Tally every line in the listing that holds the string "JSON", then state the total and nothing more.

GIVEN RECORDS |

BEGIN

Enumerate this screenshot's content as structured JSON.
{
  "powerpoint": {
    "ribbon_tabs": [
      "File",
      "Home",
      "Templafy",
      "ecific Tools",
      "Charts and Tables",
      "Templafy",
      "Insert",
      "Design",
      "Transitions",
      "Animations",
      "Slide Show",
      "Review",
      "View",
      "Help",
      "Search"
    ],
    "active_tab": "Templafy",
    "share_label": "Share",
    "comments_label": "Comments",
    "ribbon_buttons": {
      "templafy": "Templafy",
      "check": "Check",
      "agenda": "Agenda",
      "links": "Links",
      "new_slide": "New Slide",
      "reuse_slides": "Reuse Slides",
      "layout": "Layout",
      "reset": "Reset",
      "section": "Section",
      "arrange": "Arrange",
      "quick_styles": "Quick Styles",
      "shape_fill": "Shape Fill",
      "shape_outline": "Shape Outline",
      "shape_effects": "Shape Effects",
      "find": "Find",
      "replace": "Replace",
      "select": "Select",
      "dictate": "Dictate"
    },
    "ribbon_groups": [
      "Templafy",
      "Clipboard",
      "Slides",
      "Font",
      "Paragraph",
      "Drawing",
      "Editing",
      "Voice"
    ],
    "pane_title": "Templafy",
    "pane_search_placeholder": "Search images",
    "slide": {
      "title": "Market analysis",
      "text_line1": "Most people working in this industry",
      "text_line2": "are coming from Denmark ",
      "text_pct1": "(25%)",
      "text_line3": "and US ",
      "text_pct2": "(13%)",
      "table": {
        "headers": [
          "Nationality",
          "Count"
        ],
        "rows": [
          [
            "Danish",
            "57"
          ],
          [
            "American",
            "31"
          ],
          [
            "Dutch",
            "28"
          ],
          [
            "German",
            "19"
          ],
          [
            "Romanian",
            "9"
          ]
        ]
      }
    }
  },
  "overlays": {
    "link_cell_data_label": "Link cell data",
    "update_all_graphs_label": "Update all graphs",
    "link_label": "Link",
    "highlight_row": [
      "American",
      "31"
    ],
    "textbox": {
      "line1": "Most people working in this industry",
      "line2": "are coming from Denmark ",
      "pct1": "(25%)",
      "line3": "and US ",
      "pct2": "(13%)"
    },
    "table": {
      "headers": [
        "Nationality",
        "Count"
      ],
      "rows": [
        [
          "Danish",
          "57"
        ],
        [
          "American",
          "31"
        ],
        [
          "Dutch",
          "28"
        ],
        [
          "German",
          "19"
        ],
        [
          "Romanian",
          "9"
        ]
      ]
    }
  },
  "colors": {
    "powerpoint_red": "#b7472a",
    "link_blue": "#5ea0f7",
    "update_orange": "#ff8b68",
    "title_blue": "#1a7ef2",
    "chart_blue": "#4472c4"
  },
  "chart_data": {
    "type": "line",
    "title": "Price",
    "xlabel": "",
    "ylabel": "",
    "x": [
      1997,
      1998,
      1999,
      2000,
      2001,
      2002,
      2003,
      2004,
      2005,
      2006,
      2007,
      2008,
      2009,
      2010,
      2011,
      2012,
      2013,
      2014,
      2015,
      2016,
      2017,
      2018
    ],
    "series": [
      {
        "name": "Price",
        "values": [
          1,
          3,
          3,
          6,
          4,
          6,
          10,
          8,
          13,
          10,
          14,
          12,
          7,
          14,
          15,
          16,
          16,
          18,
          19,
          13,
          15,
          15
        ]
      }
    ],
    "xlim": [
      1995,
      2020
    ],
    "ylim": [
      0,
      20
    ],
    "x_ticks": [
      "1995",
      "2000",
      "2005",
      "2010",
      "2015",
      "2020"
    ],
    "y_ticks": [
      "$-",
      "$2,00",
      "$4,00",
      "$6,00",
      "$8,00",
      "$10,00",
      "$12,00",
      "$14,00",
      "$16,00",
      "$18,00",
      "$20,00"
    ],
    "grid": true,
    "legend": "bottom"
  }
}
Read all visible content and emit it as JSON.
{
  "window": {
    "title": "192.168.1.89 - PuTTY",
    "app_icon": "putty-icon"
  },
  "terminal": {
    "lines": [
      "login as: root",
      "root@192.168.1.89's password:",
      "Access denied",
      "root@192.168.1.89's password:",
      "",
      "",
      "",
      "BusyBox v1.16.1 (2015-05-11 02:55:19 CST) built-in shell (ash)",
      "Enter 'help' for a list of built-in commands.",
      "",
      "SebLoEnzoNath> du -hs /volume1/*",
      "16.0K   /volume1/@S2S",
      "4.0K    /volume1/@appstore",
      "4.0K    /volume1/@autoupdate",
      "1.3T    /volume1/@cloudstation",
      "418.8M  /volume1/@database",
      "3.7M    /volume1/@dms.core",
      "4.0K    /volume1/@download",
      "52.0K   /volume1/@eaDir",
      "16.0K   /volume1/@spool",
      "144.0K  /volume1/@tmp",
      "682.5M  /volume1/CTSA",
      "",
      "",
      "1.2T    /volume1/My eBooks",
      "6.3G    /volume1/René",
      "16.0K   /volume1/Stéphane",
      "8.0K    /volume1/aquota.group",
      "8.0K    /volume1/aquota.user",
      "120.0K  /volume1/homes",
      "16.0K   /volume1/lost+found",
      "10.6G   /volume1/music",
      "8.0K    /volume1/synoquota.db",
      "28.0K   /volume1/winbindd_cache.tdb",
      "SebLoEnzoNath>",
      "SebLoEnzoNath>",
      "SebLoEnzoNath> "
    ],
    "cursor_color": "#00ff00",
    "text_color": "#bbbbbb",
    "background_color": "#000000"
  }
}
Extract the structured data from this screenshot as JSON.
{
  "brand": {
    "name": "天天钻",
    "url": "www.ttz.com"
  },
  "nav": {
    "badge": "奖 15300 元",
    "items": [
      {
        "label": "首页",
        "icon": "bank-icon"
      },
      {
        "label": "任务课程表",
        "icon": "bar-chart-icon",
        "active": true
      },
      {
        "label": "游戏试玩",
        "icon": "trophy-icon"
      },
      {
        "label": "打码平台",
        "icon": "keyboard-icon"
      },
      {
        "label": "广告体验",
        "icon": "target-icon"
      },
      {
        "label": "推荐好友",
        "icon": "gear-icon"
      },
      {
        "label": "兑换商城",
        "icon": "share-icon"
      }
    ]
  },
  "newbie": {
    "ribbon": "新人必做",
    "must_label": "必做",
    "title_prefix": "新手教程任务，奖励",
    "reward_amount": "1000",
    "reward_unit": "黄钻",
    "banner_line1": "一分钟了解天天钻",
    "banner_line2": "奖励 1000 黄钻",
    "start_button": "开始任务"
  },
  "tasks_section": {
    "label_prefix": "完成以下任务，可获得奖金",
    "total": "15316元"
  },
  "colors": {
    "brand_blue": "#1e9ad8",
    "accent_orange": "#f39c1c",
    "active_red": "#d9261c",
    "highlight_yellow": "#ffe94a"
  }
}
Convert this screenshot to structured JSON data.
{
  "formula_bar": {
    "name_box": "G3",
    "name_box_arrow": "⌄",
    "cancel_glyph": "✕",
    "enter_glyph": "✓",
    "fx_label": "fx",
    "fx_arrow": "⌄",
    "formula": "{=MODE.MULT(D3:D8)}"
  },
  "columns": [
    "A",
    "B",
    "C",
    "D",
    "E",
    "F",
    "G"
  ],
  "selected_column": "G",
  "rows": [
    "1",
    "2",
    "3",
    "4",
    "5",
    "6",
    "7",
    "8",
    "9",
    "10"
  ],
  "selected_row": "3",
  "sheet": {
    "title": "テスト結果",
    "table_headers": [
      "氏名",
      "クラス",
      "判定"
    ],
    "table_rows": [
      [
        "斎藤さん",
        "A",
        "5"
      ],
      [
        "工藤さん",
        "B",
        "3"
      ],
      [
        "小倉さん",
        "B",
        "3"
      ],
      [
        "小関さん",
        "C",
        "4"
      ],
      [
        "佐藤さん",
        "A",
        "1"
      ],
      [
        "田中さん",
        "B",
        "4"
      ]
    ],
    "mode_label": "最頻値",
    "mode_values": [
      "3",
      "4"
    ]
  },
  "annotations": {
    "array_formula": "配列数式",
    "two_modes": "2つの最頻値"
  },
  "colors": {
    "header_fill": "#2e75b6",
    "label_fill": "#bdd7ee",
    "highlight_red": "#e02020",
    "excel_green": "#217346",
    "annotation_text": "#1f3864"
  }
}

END

ANSWER TO THIS PROBLEM | 4